Good overview. Do you also present a critical look at these companies’ history (the consequences of globalization, mismanagement etc.) or would you rather describe it a coffee table book? E.g. I do not think Lock & Co’s produce all of their hats in the UK any longer, at least my cap does not say so. Also, if there is one brand I would consider very British in its origin, it is or rather was Burberry´s, is the company in your presentation as well?


Who is the ‘we’ you sometimes speak of?
And you’ve guessed it, it’s me again what are you doing with special numbers of these books of yours, you must’ve decided by now!?

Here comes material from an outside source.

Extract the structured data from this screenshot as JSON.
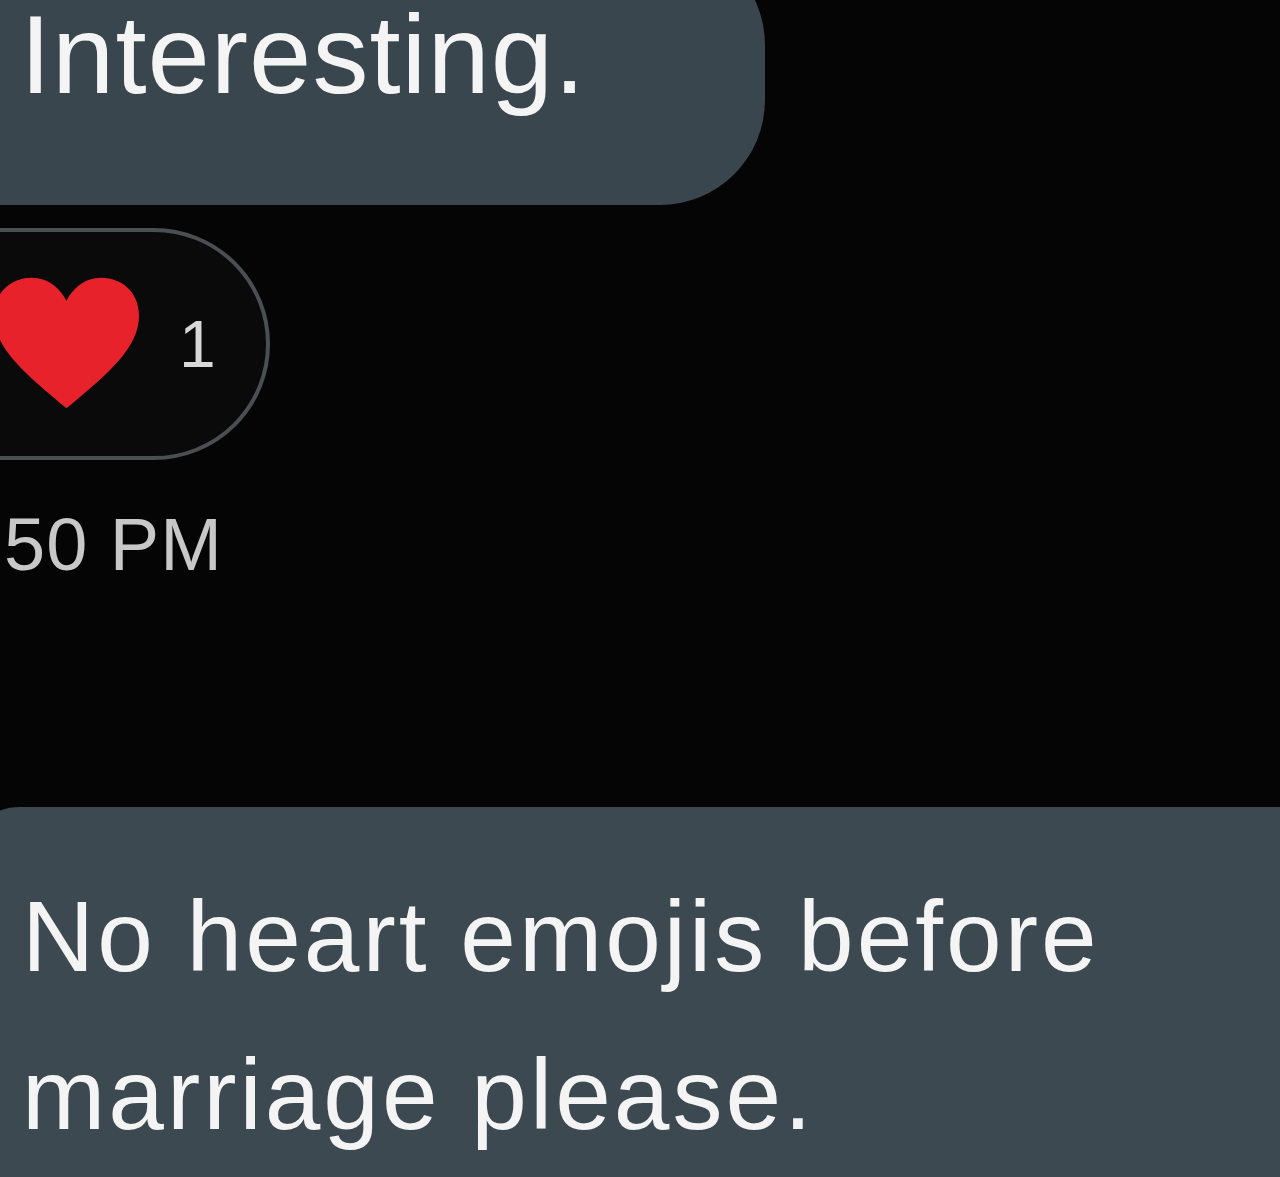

Love the cover and design aesthetic. Don’t know how you’ve managed to turn out three works this year and keep the day job (plus the design projects, the blog etc.). Whilst we are on the subject I have searched high and low for a good work on men’s tailoring – specifically the elements of how a garment is cut and constructed and how the finished article differs house to house. I understand that some (tailoring) houses may guard trade secrets but many elements would be generic. The interest is academic but I believe it would answer a market…


I do not wish to undermine anyone’s current project but should the one you mention not go ahead perhaps a co-authored piece by you and a recently retired head cutter be something to consider? This mix would indeed be a winner, timing would also be perfect…


Dent’s quality has decreased significantly in recent years. This probably has to do with the fact that they’ve moved most of their production away from the UK. Surprised you featured them here.